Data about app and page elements
====

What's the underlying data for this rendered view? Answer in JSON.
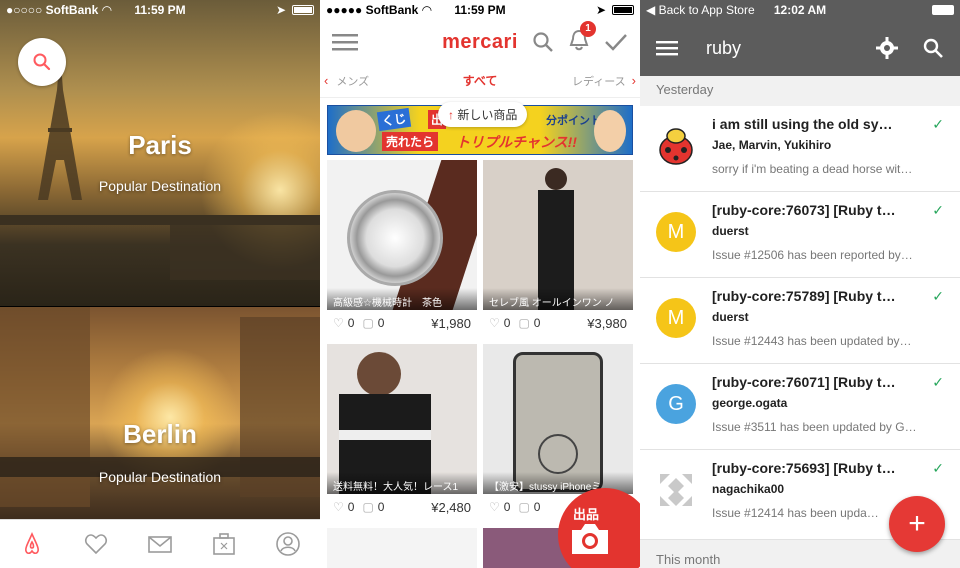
{
  "airbnb": {
    "status": {
      "carrier": "●○○○○ SoftBank",
      "time": "11:59 PM"
    },
    "destinations": [
      {
        "city": "Paris",
        "subtitle": "Popular Destination"
      },
      {
        "city": "Berlin",
        "subtitle": "Popular Destination"
      }
    ],
    "tabs": [
      "home-icon",
      "heart-icon",
      "mail-icon",
      "suitcase-icon",
      "profile-icon"
    ]
  },
  "mercari": {
    "status": {
      "carrier": "●●●●● SoftBank",
      "time": "11:59 PM"
    },
    "logo": "mercari",
    "notification_count": "1",
    "categories": {
      "left": "メンズ",
      "center": "すべて",
      "right": "レディース"
    },
    "banner": {
      "a": "くじ",
      "b": "出",
      "c": "分ポイント",
      "d": "売れたら",
      "e": "トリプルチャンス!!"
    },
    "new_items_label": "新しい商品",
    "listings": [
      {
        "caption": "高級感☆機械時計　茶色",
        "likes": "0",
        "comments": "0",
        "price": "¥1,980"
      },
      {
        "caption": "セレブ風 オールインワン ノ",
        "likes": "0",
        "comments": "0",
        "price": "¥3,980"
      },
      {
        "caption": "送料無料！大人気！レース1",
        "likes": "0",
        "comments": "0",
        "price": "¥2,480"
      },
      {
        "caption": "【激安】stussy iPhoneミ",
        "likes": "0",
        "comments": "0",
        "price": ""
      }
    ],
    "sell_label": "出品"
  },
  "inbox": {
    "status": {
      "back": "◀ Back to App Store",
      "time": "12:02 AM"
    },
    "title": "ruby",
    "sections": {
      "yesterday": "Yesterday",
      "month": "This month"
    },
    "mails": [
      {
        "avatar": "",
        "avatar_color": "#ffffff",
        "subject": "i am still using the old sy…",
        "from": "Jae, Marvin, Yukihiro",
        "snippet": "sorry if i'm beating a dead horse wit…"
      },
      {
        "avatar": "M",
        "avatar_color": "#f5c518",
        "subject": "[ruby-core:76073] [Ruby t…",
        "from": "duerst",
        "snippet": "Issue #12506 has been reported by…"
      },
      {
        "avatar": "M",
        "avatar_color": "#f5c518",
        "subject": "[ruby-core:75789] [Ruby t…",
        "from": "duerst",
        "snippet": "Issue #12443 has been updated by…"
      },
      {
        "avatar": "G",
        "avatar_color": "#4aa3df",
        "subject": "[ruby-core:76071] [Ruby t…",
        "from": "george.ogata",
        "snippet": "Issue #3511 has been updated by G…"
      },
      {
        "avatar": "",
        "avatar_color": "#ffffff",
        "subject": "[ruby-core:75693] [Ruby t…",
        "from": "nagachika00",
        "snippet": "Issue #12414 has been upda…"
      }
    ],
    "check": "✓",
    "compose": "+"
  }
}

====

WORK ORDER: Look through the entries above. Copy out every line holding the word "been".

WORKED SOLUTION:
        "snippet": "Issue #12506 has been reported by…"
        "snippet": "Issue #12443 has been updated by…"
        "snippet": "Issue #3511 has been updated by G…"
        "snippet": "Issue #12414 has been upda…"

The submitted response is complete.